Taking the factual allegations as true, we think that they state a claim for relief under Section 1983. As Judge Coffrin recognized, deliberate indifference to the medical needs of a prisoner can amount to a Section 1983 violation. Martinez v. Mancusi, 443 F.2d 921 (2 Cir. 1970); Corby v. Conboy, 457 F.2d 251, 254 (2 Cir. 1972), and cf. Haines v. Kerner, 404 U.S. 519, 92 S. Ct. 594, 30 L. Ed. 2d 652 (1972). A series of incidents closely related in time, within several months as these are, may disclose a pattern of conduct amounting to deliberate indifference to the medical needs of prisoners. We hold the cumulation of incidents alleged in the complaint entitled plaintiffs to a trial of the underlying allegation of deliberate indifference to their medical needs.
We venture no opinion on the validity of the allegations, of course, but if sufficient indifference on the part of the prison officials can be proved by the plaintiffs, or if it can be shown that the medical facilities were so wholly inadequate for the prison population's needs that suffering would be inevitable, they can make out a case under Section 1983. Since only injunctive relief is asked, class action treatment may well be appropriate.
The order dismissing the complaint is reversed and the case is remanded to the district court for further proceedings not inconsistent with this opinion.

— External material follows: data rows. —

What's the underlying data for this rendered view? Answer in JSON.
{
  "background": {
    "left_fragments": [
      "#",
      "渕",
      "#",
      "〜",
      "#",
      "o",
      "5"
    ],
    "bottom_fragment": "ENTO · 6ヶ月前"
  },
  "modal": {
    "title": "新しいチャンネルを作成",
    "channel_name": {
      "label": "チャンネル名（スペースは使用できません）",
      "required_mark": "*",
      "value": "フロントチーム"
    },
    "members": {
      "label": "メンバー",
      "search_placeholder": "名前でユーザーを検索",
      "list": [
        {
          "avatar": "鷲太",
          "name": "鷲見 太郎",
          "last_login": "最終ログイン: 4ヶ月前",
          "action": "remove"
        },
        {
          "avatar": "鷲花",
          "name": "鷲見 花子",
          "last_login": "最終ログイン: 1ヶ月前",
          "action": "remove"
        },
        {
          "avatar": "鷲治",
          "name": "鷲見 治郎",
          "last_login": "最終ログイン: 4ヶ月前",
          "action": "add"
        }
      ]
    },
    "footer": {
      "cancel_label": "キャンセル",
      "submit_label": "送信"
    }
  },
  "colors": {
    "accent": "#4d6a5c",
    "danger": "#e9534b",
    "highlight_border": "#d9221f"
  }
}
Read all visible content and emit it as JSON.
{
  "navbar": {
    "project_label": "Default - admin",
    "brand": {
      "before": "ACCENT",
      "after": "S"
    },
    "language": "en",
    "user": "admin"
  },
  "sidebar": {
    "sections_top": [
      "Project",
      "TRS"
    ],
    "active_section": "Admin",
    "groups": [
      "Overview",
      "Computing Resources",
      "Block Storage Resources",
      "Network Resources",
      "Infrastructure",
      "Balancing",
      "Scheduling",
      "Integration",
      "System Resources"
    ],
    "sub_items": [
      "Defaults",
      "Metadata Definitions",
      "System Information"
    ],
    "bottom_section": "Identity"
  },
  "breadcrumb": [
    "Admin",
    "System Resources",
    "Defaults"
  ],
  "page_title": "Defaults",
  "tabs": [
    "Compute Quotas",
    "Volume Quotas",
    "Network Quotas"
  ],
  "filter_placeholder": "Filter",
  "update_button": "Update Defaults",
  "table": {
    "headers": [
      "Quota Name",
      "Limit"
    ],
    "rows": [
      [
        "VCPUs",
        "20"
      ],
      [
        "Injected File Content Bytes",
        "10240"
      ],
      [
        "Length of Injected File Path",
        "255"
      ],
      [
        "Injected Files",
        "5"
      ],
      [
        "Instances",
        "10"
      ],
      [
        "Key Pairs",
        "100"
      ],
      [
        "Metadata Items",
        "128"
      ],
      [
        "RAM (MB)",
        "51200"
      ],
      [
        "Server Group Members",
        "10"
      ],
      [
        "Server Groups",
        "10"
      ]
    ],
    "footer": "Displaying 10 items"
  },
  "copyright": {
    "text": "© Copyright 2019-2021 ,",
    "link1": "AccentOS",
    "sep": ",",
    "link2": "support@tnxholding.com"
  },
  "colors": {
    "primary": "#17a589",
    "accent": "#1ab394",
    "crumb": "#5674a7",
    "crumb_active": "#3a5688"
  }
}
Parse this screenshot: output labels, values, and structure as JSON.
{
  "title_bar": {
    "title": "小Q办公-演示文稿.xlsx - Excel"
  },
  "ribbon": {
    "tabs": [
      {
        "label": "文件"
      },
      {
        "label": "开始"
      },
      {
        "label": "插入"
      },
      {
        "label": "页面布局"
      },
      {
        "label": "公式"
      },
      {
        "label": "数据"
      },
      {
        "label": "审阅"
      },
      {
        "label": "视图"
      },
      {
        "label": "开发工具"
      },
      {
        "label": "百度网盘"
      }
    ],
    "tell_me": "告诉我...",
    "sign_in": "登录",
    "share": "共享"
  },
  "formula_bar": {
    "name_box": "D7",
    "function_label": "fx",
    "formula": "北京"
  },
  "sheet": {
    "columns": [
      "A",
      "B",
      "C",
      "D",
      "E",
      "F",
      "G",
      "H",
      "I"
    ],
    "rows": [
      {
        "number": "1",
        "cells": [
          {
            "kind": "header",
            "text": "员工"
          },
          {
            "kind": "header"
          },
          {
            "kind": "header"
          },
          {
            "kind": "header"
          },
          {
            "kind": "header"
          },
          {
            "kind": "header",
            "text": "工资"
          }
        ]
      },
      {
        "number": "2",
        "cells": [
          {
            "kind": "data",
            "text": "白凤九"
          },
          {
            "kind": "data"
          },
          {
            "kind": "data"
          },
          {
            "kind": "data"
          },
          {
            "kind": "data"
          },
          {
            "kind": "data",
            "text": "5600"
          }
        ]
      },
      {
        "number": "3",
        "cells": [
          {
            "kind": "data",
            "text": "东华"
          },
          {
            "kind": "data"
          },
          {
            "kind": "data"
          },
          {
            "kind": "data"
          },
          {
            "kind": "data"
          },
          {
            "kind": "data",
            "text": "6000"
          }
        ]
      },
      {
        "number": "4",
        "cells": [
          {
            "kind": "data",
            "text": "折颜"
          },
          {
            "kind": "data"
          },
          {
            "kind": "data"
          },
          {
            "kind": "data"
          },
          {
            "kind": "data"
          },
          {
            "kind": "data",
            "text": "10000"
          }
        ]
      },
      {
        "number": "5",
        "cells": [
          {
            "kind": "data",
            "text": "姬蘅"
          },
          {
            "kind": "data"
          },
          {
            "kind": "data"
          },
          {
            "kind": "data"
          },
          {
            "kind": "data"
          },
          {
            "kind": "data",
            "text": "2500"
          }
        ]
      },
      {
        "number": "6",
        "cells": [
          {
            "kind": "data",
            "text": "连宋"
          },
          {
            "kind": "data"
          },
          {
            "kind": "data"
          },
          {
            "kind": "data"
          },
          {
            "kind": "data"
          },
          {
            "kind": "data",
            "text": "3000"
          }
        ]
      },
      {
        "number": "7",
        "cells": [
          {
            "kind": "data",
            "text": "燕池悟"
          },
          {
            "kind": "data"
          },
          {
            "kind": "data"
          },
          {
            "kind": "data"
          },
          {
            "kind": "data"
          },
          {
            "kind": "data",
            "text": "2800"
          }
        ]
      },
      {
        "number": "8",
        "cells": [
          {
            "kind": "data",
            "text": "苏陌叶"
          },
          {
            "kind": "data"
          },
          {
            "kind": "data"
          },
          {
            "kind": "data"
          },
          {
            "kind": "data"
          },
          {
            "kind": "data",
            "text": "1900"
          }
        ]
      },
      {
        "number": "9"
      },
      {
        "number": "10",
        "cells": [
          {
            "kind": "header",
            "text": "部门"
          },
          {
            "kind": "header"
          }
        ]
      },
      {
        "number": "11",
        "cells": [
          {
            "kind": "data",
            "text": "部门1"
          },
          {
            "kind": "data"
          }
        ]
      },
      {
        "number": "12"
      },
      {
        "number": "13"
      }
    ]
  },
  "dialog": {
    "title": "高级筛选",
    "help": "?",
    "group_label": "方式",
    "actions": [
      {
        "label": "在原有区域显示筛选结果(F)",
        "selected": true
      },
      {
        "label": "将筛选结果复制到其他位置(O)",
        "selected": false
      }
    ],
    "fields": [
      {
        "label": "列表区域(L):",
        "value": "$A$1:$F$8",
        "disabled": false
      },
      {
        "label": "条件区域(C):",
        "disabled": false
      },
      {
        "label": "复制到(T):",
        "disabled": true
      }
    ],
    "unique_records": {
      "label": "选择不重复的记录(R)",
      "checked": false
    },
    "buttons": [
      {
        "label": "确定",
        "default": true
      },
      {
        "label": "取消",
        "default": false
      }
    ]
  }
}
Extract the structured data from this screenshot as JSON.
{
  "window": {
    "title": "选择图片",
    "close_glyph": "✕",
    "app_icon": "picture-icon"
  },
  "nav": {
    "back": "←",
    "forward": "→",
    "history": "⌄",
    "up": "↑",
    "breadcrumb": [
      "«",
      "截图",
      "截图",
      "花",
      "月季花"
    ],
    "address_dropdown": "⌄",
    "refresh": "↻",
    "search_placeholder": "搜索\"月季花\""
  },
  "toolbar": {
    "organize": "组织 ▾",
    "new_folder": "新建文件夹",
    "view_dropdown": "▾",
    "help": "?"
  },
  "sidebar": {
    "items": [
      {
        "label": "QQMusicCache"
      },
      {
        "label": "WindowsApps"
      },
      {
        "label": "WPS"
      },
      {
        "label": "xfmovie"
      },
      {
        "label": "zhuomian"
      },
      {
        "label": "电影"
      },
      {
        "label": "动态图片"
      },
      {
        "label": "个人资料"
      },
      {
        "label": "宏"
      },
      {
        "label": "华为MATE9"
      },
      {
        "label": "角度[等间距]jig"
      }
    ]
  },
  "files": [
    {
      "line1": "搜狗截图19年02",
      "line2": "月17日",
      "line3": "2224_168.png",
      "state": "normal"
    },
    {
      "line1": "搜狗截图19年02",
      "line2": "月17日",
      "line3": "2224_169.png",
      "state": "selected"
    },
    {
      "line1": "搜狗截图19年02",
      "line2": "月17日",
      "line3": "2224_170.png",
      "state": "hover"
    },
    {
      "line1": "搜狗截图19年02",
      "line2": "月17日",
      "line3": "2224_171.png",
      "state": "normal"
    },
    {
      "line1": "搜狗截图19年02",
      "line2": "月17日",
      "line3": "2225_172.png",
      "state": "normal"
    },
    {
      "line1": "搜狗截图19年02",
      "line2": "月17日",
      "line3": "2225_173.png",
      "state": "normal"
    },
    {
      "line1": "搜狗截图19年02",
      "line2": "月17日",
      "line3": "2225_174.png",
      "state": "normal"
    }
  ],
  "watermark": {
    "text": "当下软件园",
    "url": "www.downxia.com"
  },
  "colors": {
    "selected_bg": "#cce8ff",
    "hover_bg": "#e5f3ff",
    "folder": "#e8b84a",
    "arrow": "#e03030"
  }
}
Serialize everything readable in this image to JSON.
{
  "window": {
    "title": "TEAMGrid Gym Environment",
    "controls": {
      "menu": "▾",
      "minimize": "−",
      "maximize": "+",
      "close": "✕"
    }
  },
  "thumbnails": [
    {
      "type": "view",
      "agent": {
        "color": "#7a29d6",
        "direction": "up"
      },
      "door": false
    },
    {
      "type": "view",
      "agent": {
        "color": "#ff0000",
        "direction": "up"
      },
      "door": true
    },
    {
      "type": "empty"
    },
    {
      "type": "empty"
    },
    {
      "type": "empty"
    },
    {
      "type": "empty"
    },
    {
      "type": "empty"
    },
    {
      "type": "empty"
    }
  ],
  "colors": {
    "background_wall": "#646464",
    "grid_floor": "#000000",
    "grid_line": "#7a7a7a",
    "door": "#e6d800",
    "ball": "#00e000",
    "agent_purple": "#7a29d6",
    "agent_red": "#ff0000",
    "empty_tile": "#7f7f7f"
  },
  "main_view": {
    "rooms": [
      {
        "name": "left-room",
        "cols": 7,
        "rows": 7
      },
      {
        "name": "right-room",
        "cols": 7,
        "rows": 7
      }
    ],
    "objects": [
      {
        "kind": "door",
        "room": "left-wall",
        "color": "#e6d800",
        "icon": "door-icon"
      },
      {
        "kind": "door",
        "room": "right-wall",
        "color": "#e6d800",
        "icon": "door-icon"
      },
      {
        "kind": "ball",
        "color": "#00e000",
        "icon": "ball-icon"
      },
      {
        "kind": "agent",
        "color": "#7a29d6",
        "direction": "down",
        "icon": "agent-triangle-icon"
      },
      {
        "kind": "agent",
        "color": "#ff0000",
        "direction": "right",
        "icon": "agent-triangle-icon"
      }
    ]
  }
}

The suit was originally brought by six prisoners; three have since been released and were held to have no standing to sue. The District Court nevertheless considered the allegations of all six in deciding the motion